Work to complete
Could you retype all of the entries below word for word?

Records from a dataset
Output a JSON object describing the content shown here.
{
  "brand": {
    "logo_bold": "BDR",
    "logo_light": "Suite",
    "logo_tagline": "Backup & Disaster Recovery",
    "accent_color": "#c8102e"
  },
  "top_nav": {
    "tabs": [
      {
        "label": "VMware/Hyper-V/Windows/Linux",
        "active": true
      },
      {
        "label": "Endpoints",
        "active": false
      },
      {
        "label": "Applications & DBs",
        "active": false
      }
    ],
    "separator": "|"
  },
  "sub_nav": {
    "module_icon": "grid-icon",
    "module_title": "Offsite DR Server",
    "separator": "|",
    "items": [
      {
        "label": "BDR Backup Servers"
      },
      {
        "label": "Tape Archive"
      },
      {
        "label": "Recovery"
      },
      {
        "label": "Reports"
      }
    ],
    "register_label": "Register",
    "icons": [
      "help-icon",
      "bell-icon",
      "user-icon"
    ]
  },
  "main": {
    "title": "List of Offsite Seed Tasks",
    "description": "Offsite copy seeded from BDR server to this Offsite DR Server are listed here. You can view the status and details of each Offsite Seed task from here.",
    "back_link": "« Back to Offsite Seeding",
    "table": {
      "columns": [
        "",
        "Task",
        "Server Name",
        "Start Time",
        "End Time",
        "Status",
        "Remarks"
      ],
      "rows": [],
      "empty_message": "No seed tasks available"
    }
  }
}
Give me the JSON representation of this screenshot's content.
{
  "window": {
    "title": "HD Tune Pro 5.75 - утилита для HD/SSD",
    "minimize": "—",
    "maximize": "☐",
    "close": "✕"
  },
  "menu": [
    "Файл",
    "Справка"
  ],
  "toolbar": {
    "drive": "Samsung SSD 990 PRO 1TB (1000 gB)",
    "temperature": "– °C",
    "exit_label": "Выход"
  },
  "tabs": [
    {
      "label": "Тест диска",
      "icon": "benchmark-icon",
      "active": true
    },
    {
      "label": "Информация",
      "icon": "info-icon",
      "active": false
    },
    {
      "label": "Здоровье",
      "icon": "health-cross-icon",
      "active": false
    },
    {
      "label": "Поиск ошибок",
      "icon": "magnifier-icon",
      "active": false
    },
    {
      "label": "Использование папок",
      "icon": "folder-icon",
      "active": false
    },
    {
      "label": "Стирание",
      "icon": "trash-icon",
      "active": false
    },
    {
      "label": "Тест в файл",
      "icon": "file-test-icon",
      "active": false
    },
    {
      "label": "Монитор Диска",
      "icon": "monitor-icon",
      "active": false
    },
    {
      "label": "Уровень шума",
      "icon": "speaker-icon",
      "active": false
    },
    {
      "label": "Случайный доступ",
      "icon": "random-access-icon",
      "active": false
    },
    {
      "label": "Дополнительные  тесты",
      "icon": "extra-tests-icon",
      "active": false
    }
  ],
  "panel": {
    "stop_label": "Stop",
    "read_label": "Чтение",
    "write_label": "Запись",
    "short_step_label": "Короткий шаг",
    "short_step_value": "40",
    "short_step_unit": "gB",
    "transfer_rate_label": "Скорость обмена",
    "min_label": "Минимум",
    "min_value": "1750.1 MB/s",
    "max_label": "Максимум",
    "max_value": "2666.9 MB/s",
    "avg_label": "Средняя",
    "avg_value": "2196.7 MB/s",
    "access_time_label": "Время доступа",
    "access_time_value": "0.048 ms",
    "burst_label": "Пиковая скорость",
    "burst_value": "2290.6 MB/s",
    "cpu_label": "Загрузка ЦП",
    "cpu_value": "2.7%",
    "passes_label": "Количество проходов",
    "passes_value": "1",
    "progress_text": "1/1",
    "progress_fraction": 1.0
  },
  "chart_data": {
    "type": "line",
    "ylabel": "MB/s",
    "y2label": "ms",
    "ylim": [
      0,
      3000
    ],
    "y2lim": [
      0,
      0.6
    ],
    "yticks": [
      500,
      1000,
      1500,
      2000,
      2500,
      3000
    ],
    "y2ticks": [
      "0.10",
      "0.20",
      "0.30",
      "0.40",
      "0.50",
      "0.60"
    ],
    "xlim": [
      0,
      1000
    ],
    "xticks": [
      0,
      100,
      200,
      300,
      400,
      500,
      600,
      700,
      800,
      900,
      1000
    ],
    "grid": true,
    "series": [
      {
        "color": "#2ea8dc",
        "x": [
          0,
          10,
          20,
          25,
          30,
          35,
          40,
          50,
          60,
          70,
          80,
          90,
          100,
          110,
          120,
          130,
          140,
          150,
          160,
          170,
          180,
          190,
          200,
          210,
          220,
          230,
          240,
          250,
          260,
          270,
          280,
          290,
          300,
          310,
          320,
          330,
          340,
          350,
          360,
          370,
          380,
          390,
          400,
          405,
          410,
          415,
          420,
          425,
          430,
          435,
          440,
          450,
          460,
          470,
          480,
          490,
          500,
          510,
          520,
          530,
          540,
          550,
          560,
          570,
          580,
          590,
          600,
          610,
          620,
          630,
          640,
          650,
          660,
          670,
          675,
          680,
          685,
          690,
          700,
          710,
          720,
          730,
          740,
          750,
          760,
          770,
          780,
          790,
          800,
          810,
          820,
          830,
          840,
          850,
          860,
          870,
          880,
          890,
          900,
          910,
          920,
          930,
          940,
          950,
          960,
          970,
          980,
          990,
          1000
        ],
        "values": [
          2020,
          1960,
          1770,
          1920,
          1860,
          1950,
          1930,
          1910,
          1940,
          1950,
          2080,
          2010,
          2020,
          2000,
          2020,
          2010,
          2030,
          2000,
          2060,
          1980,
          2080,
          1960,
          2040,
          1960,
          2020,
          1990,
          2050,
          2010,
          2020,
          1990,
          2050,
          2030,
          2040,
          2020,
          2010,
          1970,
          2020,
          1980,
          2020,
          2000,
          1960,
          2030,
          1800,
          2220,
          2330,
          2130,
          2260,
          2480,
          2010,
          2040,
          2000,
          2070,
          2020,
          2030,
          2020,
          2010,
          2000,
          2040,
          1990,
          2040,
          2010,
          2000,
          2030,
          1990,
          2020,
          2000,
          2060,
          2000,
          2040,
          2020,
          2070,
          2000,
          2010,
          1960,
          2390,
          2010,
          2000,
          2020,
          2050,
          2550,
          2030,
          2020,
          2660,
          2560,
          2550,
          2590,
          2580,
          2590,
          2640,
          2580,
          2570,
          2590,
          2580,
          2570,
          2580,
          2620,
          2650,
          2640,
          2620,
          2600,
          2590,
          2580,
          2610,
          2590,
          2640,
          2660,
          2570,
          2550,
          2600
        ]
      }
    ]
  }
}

Task output
Output a JSON object describing the content shown here.
{
  "brand": {
    "logo_bold": "BDR",
    "logo_light": "Suite",
    "logo_tagline": "Backup & Disaster Recovery",
    "accent_color": "#c8102e"
  },
  "top_nav": {
    "tabs": [
      {
        "label": "VMware/Hyper-V/Windows/Linux",
        "active": true
      },
      {
        "label": "Endpoints",
        "active": false
      },
      {
        "label": "Applications & DBs",
        "active": false
      }
    ],
    "separator": "|"
  },
  "sub_nav": {
    "module_icon": "grid-icon",
    "module_title": "Offsite DR Server",
    "separator": "|",
    "items": [
      {
        "label": "BDR Backup Servers"
      },
      {
        "label": "Tape Archive"
      },
      {
        "label": "Recovery"
      },
      {
        "label": "Reports"
      }
    ],
    "register_label": "Register",
    "icons": [
      "help-icon",
      "bell-icon",
      "user-icon"
    ]
  },
  "main": {
    "title": "List of Offsite Seed Tasks",
    "description": "Offsite copy seeded from BDR server to this Offsite DR Server are listed here. You can view the status and details of each Offsite Seed task from here.",
    "back_link": "« Back to Offsite Seeding",
    "table": {
      "columns": [
        "",
        "Task",
        "Server Name",
        "Start Time",
        "End Time",
        "Status",
        "Remarks"
      ],
      "rows": [],
      "empty_message": "No seed tasks available"
    }
  }
}
Give me the JSON representation of this screenshot's content.
{
  "window": {
    "title": "HD Tune Pro 5.75 - утилита для HD/SSD",
    "minimize": "—",
    "maximize": "☐",
    "close": "✕"
  },
  "menu": [
    "Файл",
    "Справка"
  ],
  "toolbar": {
    "drive": "Samsung SSD 990 PRO 1TB (1000 gB)",
    "temperature": "– °C",
    "exit_label": "Выход"
  },
  "tabs": [
    {
      "label": "Тест диска",
      "icon": "benchmark-icon",
      "active": true
    },
    {
      "label": "Информация",
      "icon": "info-icon",
      "active": false
    },
    {
      "label": "Здоровье",
      "icon": "health-cross-icon",
      "active": false
    },
    {
      "label": "Поиск ошибок",
      "icon": "magnifier-icon",
      "active": false
    },
    {
      "label": "Использование папок",
      "icon": "folder-icon",
      "active": false
    },
    {
      "label": "Стирание",
      "icon": "trash-icon",
      "active": false
    },
    {
      "label": "Тест в файл",
      "icon": "file-test-icon",
      "active": false
    },
    {
      "label": "Монитор Диска",
      "icon": "monitor-icon",
      "active": false
    },
    {
      "label": "Уровень шума",
      "icon": "speaker-icon",
      "active": false
    },
    {
      "label": "Случайный доступ",
      "icon": "random-access-icon",
      "active": false
    },
    {
      "label": "Дополнительные  тесты",
      "icon": "extra-tests-icon",
      "active": false
    }
  ],
  "panel": {
    "stop_label": "Stop",
    "read_label": "Чтение",
    "write_label": "Запись",
    "short_step_label": "Короткий шаг",
    "short_step_value": "40",
    "short_step_unit": "gB",
    "transfer_rate_label": "Скорость обмена",
    "min_label": "Минимум",
    "min_value": "1750.1 MB/s",
    "max_label": "Максимум",
    "max_value": "2666.9 MB/s",
    "avg_label": "Средняя",
    "avg_value": "2196.7 MB/s",
    "access_time_label": "Время доступа",
    "access_time_value": "0.048 ms",
    "burst_label": "Пиковая скорость",
    "burst_value": "2290.6 MB/s",
    "cpu_label": "Загрузка ЦП",
    "cpu_value": "2.7%",
    "passes_label": "Количество проходов",
    "passes_value": "1",
    "progress_text": "1/1",
    "progress_fraction": 1.0
  },
  "chart_data": {
    "type": "line",
    "ylabel": "MB/s",
    "y2label": "ms",
    "ylim": [
      0,
      3000
    ],
    "y2lim": [
      0,
      0.6
    ],
    "yticks": [
      500,
      1000,
      1500,
      2000,
      2500,
      3000
    ],
    "y2ticks": [
      "0.10",
      "0.20",
      "0.30",
      "0.40",
      "0.50",
      "0.60"
    ],
    "xlim": [
      0,
      1000
    ],
    "xticks": [
      0,
      100,
      200,
      300,
      400,
      500,
      600,
      700,
      800,
      900,
      1000
    ],
    "grid": true,
    "series": [
      {
        "color": "#2ea8dc",
        "x": [
          0,
          10,
          20,
          25,
          30,
          35,
          40,
          50,
          60,
          70,
          80,
          90,
          100,
          110,
          120,
          130,
          140,
          150,
          160,
          170,
          180,
          190,
          200,
          210,
          220,
          230,
          240,
          250,
          260,
          270,
          280,
          290,
          300,
          310,
          320,
          330,
          340,
          350,
          360,
          370,
          380,
          390,
          400,
          405,
          410,
          415,
          420,
          425,
          430,
          435,
          440,
          450,
          460,
          470,
          480,
          490,
          500,
          510,
          520,
          530,
          540,
          550,
          560,
          570,
          580,
          590,
          600,
          610,
          620,
          630,
          640,
          650,
          660,
          670,
          675,
          680,
          685,
          690,
          700,
          710,
          720,
          730,
          740,
          750,
          760,
          770,
          780,
          790,
          800,
          810,
          820,
          830,
          840,
          850,
          860,
          870,
          880,
          890,
          900,
          910,
          920,
          930,
          940,
          950,
          960,
          970,
          980,
          990,
          1000
        ],
        "values": [
          2020,
          1960,
          1770,
          1920,
          1860,
          1950,
          1930,
          1910,
          1940,
          1950,
          2080,
          2010,
          2020,
          2000,
          2020,
          2010,
          2030,
          2000,
          2060,
          1980,
          2080,
          1960,
          2040,
          1960,
          2020,
          1990,
          2050,
          2010,
          2020,
          1990,
          2050,
          2030,
          2040,
          2020,
          2010,
          1970,
          2020,
          1980,
          2020,
          2000,
          1960,
          2030,
          1800,
          2220,
          2330,
          2130,
          2260,
          2480,
          2010,
          2040,
          2000,
          2070,
          2020,
          2030,
          2020,
          2010,
          2000,
          2040,
          1990,
          2040,
          2010,
          2000,
          2030,
          1990,
          2020,
          2000,
          2060,
          2000,
          2040,
          2020,
          2070,
          2000,
          2010,
          1960,
          2390,
          2010,
          2000,
          2020,
          2050,
          2550,
          2030,
          2020,
          2660,
          2560,
          2550,
          2590,
          2580,
          2590,
          2640,
          2580,
          2570,
          2590,
          2580,
          2570,
          2580,
          2620,
          2650,
          2640,
          2620,
          2600,
          2590,
          2580,
          2610,
          2590,
          2640,
          2660,
          2570,
          2550,
          2600
        ]
      }
    ]
  }
}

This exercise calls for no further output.